If we uproot false securities, we will more deeply cultivate true kingdom identity. 

And true identity, we find, is key. With it, less and less does the threat of competition affect us.  When operating in our kingdom identities, we learn we can trust God Himself to give us our own platform, so we never find ourselves reaching to seize or dismantle another’s. 

I think women today have got to learn this with their whole hearts: your sister is more valuable than the praises of the world. We know, as daughters rooted in our kingdom identity, that we are above the validation of the world, and our worth is rooted in far deeper, far higher, far more heavenly places. Adding to that, Jesus instructs us to love others as ourselves, even above ourselves. Therefore we cannot keep sacrificing our sisters for the sake of empty affirmation or worldly attentions. 

Instead, in the Kingdom we find a backwards aim. One where we desire to lift each other higher than ourselves. If your sister is receiving praise, join in the loudest, rather than seeking to silence it so your own chorus can be heard. God hears you both, sees you both, champions you both. 

When we learn, trust, and believe our safety and our worth is firmly and immutably established in the grace of God through the sacrifice of Jesus, we are freed up to move about this life encountering others without feeling our identities threatened or our places at the table questioned. 

So when He asks us Do you see each other? I feel HIs heart aching, When will my daughters stop tearing each other down and start instead to build each other up? I have given each of you every good thing; there is no lack. You are not dogs under a table fighting for scraps, you are beloved children seated beside me, each with their own feast to be had.

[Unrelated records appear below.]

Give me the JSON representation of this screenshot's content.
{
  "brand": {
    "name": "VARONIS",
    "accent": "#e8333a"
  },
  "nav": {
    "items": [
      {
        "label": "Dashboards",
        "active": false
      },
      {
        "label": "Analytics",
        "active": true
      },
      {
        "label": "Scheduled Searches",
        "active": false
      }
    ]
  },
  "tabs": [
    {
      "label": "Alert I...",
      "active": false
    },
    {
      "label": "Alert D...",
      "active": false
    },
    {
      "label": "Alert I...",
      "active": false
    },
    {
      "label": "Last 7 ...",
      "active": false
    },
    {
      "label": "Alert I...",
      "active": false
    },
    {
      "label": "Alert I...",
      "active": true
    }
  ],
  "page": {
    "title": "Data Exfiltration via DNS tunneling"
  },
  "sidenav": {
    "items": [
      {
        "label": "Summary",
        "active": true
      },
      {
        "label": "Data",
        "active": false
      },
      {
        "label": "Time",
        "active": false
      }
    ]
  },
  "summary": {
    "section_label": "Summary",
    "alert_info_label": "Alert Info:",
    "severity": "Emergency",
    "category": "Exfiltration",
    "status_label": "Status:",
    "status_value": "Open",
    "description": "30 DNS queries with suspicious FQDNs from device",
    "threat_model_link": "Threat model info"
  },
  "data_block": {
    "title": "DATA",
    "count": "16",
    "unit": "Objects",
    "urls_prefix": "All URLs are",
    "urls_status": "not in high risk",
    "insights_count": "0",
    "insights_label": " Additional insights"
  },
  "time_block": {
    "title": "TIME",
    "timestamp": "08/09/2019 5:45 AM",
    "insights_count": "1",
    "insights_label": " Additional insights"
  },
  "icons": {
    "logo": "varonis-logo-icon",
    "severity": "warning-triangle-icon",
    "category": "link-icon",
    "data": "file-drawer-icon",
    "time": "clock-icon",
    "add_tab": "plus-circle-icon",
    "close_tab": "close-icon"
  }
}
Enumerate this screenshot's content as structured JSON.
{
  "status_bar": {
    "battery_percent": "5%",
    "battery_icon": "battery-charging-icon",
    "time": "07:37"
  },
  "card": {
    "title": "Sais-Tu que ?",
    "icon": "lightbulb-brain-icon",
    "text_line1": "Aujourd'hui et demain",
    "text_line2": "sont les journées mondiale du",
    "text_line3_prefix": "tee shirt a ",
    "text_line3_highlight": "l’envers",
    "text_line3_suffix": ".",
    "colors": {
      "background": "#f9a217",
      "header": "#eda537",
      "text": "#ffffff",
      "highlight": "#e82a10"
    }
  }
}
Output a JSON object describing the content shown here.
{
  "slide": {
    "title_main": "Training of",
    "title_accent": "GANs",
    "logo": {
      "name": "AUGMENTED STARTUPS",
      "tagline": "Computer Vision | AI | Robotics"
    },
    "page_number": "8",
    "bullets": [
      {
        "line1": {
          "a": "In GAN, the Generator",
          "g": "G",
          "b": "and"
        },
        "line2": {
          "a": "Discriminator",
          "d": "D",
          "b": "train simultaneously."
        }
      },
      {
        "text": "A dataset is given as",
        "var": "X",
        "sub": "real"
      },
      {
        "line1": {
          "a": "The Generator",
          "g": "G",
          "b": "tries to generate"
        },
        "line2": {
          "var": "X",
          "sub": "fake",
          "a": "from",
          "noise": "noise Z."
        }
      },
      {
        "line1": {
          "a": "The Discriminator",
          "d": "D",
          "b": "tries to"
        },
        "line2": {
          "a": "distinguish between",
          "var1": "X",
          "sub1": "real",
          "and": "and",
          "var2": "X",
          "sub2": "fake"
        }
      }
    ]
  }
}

Now talk amongst yourselves, daughters, there is so much beauty hidden between you, born of collaboration and convergence and harmony. Come together, and you will all be better for it. Not one of you is less than the other. 

This is the beauty of rags and grace, as I see it. We’ve all got rags, yeah? Loads and loads of rags. Yet wondrously, the same lavish grace I have is the same grace you have is the same grace she has. And if King Jesus saw fit to give me grace to give you grace to give her grace then who am I to deny it for any of us? Or more deeply, what false identity is motivating me to try? 

Let us come to the table with unoffendable hearts, so we can be freed to see the Other for who they truly are. We will find with our eyes opened not opposition, but sisterhood. 

In this life, we will have enemies. They will be ways of the world, workings of darkness, doubt, and fear, but never people. As people, as women, we are on the same side of a winning battle, comrades in various stages of victory.  

Do you see each other this way? 

Lord, teach us to see all of your children the way you see them. Give us your eyes and your insight. Build within your Church a mighty sisterhood. We repent and turn away from labeling the Other. Teach us, instead, to move towards what is uncomfortable with open hands and a heart postured to learn and receive from You, the trustworthy one, through whom all our safety and worth is secured and established.